#### Iteration and Deiteration Link to heading

This inference rule states we can introduce a copy of a subgraph $\phi$ at any nested level in relation to $\phi$. Recall that we say a subgraph $\psi$ is at a nested level with respect to $\phi$ iff $\psi$ and $\phi$ are on the same level or $\psi$ can be reached from $\phi$ by only going inside of cuts, for a refresher see the post where I define nested levels in more detail. If we take the tree based view of AEGs, the Iteration rule says we can insert a subtree (or set of subtrees) as its own sibling, or as a descendant of any of its siblings. Deiteration is just the inverse of iteration. It allows us to remove a subgraph as long as a copy of that subgraph can be reached by only going outside of cuts.

For the most basic example, here we iterate $A$ onto an odd level and even level.

What does iteration correspond to in propositional calculus? Formally it corresponds to the forward direction of absorption which we state as a propositional theorem: $$ (A \rightarrow B) \Leftrightarrow (A \rightarrow (A \land B)) $$ This gives us a very narrow reading of absorption, to show how this can generalize to the iteration rule, we will instead look at the following two variants of the absorption rule.

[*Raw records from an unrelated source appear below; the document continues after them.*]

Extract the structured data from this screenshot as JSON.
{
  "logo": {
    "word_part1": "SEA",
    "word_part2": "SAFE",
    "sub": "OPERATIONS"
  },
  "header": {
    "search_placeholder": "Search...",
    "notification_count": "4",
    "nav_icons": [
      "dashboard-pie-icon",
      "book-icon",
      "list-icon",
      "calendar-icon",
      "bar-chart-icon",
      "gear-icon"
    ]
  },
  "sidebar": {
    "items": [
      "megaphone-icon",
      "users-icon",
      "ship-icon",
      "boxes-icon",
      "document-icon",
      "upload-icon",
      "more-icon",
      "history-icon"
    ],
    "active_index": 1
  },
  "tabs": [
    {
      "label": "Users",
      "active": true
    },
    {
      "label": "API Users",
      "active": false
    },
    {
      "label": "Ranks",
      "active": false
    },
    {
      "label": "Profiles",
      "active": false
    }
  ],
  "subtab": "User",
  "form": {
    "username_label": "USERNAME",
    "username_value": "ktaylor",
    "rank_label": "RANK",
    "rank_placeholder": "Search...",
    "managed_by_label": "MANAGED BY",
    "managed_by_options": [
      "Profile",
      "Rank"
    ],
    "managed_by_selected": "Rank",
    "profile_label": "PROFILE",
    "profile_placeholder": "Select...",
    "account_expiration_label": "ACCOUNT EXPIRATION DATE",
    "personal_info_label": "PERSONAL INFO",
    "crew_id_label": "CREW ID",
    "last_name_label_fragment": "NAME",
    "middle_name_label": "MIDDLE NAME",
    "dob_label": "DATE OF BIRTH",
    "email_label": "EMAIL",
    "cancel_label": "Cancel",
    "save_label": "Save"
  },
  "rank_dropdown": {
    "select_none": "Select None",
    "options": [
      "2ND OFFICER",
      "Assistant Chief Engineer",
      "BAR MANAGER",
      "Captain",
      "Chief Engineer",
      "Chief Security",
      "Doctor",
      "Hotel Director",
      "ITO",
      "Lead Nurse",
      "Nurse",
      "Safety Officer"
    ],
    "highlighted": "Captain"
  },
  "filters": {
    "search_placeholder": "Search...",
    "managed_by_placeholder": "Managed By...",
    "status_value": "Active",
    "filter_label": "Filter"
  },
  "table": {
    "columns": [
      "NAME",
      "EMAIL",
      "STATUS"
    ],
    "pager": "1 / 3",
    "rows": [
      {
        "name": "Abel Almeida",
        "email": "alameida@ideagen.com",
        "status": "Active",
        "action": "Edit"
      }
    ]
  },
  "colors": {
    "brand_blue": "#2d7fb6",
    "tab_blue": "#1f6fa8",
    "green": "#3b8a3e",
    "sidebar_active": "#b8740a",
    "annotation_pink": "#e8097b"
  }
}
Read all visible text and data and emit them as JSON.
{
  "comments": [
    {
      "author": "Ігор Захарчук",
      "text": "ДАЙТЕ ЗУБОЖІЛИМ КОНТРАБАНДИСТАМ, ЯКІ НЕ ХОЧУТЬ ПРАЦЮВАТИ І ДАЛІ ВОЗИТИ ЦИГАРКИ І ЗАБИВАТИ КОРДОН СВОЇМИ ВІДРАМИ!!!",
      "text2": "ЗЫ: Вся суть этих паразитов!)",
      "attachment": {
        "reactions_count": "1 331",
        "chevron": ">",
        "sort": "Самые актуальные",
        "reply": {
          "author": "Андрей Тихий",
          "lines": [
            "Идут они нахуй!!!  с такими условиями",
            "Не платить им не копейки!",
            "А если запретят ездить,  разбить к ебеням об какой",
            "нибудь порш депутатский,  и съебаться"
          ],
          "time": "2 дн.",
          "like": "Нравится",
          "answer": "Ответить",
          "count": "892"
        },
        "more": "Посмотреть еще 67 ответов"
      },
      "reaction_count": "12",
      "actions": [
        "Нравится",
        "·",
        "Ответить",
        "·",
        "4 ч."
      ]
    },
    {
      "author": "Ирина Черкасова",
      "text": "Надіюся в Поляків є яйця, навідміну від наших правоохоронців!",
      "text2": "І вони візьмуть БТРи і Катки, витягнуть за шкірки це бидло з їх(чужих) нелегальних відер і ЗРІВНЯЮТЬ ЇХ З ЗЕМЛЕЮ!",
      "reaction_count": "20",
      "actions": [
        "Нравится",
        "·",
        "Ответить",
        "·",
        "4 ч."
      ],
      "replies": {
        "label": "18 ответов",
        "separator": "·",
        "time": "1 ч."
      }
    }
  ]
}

These variants can be verified via truth table. The first variant allows us to distribute or pull out a conjunct from the antecedent of a conditional. $$ (A \land (B \rightarrow C)) \Leftrightarrow (A \land ((A \land B) \rightarrow C)) $$ The second variant allows us to distribute or pull out a conjunct from the consequent of a conditional. $$ (A \land (B \rightarrow C)) \Leftrightarrow (A \land (B \rightarrow (A \land C))) $$ The first variant corresponds to iterating/deiterating onto odd levels while the second corresponds to iterating/deiterating onto even levels. These absorption rules actually correspond to the iteration and deiteration we see in the first figure!

It should be clear that if we replace $B$ or $C$ with another conditional, corresponding to another nested level in an AEG, we can perform any number of applications of these absorption rule rewrites to insert the outermost $A$ into any nested level, or can perform this procedure in reverse to remove $A$ from any nested level for deiteration. We could also replace $A$ with any arbitrarily complex graph.

Here is an example of iterating and or deiterating a large graph into a further nested level (3rd level).

This wraps up the brief post on iteration and deiteration. In the future it would be nice to take a look at proving some common theorems with the rules we have learned so far.

Since the start of this series, A team of programmers at the University at Albany under my stewardship has finished a wonderful application for constructing and doing proofs with Alpha Existential Graphs. I strongly recommend checking it out!

## References Link to heading

[1] Van Heuveln, B. (2002, June 6). Formalizing Alpha: Soundness and Completeness [web slides]. Retrieved July 31, 2023, from

https://homepages.hass.rpi.edu/heuveb/Research/EG/details.html.